## TASK OBJECTIVE
Copy out every entry, keeping each character the same.

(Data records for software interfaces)
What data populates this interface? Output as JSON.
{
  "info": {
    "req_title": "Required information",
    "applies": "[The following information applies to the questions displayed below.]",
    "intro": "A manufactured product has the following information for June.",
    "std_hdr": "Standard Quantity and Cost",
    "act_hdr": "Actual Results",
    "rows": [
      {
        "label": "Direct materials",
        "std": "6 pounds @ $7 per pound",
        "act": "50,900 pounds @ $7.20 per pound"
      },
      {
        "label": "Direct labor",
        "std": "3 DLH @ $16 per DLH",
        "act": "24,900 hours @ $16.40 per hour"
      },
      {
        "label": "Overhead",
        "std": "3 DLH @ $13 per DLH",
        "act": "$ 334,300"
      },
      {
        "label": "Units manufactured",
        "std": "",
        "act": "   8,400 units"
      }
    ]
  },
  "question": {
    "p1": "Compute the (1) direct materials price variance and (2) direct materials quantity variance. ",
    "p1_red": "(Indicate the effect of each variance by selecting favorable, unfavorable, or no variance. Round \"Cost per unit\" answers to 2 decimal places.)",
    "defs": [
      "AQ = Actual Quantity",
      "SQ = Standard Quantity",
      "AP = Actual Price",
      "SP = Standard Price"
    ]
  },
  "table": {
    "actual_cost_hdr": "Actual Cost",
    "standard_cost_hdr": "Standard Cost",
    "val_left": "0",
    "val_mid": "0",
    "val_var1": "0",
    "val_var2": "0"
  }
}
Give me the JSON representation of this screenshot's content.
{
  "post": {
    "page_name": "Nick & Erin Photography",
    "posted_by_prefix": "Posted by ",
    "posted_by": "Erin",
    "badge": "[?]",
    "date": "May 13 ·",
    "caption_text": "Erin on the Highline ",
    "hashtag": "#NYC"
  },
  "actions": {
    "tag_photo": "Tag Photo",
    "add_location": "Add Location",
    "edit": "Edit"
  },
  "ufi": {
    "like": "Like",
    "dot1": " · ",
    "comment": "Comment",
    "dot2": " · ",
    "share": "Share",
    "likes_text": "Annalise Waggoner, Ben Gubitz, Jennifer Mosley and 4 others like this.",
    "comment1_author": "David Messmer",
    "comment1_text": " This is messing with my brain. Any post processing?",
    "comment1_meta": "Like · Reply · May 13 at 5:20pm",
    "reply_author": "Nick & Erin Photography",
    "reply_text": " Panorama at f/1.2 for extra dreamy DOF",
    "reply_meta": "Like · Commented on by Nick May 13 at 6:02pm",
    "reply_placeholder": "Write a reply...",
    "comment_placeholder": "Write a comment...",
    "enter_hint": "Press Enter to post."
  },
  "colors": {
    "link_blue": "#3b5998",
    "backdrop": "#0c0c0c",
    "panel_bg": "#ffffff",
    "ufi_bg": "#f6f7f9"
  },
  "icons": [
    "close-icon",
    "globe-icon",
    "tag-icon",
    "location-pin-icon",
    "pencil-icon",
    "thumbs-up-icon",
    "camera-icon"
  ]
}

## SOLVED PROBLEM
What data populates this interface? Output as JSON.
{
  "info": {
    "req_title": "Required information",
    "applies": "[The following information applies to the questions displayed below.]",
    "intro": "A manufactured product has the following information for June.",
    "std_hdr": "Standard Quantity and Cost",
    "act_hdr": "Actual Results",
    "rows": [
      {
        "label": "Direct materials",
        "std": "6 pounds @ $7 per pound",
        "act": "50,900 pounds @ $7.20 per pound"
      },
      {
        "label": "Direct labor",
        "std": "3 DLH @ $16 per DLH",
        "act": "24,900 hours @ $16.40 per hour"
      },
      {
        "label": "Overhead",
        "std": "3 DLH @ $13 per DLH",
        "act": "$ 334,300"
      },
      {
        "label": "Units manufactured",
        "std": "",
        "act": "   8,400 units"
      }
    ]
  },
  "question": {
    "p1": "Compute the (1) direct materials price variance and (2) direct materials quantity variance. ",
    "p1_red": "(Indicate the effect of each variance by selecting favorable, unfavorable, or no variance. Round \"Cost per unit\" answers to 2 decimal places.)",
    "defs": [
      "AQ = Actual Quantity",
      "SQ = Standard Quantity",
      "AP = Actual Price",
      "SP = Standard Price"
    ]
  },
  "table": {
    "actual_cost_hdr": "Actual Cost",
    "standard_cost_hdr": "Standard Cost",
    "val_left": "0",
    "val_mid": "0",
    "val_var1": "0",
    "val_var2": "0"
  }
}
Give me the JSON representation of this screenshot's content.
{
  "post": {
    "page_name": "Nick & Erin Photography",
    "posted_by_prefix": "Posted by ",
    "posted_by": "Erin",
    "badge": "[?]",
    "date": "May 13 ·",
    "caption_text": "Erin on the Highline ",
    "hashtag": "#NYC"
  },
  "actions": {
    "tag_photo": "Tag Photo",
    "add_location": "Add Location",
    "edit": "Edit"
  },
  "ufi": {
    "like": "Like",
    "dot1": " · ",
    "comment": "Comment",
    "dot2": " · ",
    "share": "Share",
    "likes_text": "Annalise Waggoner, Ben Gubitz, Jennifer Mosley and 4 others like this.",
    "comment1_author": "David Messmer",
    "comment1_text": " This is messing with my brain. Any post processing?",
    "comment1_meta": "Like · Reply · May 13 at 5:20pm",
    "reply_author": "Nick & Erin Photography",
    "reply_text": " Panorama at f/1.2 for extra dreamy DOF",
    "reply_meta": "Like · Commented on by Nick May 13 at 6:02pm",
    "reply_placeholder": "Write a reply...",
    "comment_placeholder": "Write a comment...",
    "enter_hint": "Press Enter to post."
  },
  "colors": {
    "link_blue": "#3b5998",
    "backdrop": "#0c0c0c",
    "panel_bg": "#ffffff",
    "ufi_bg": "#f6f7f9"
  },
  "icons": [
    "close-icon",
    "globe-icon",
    "tag-icon",
    "location-pin-icon",
    "pencil-icon",
    "thumbs-up-icon",
    "camera-icon"
  ]
}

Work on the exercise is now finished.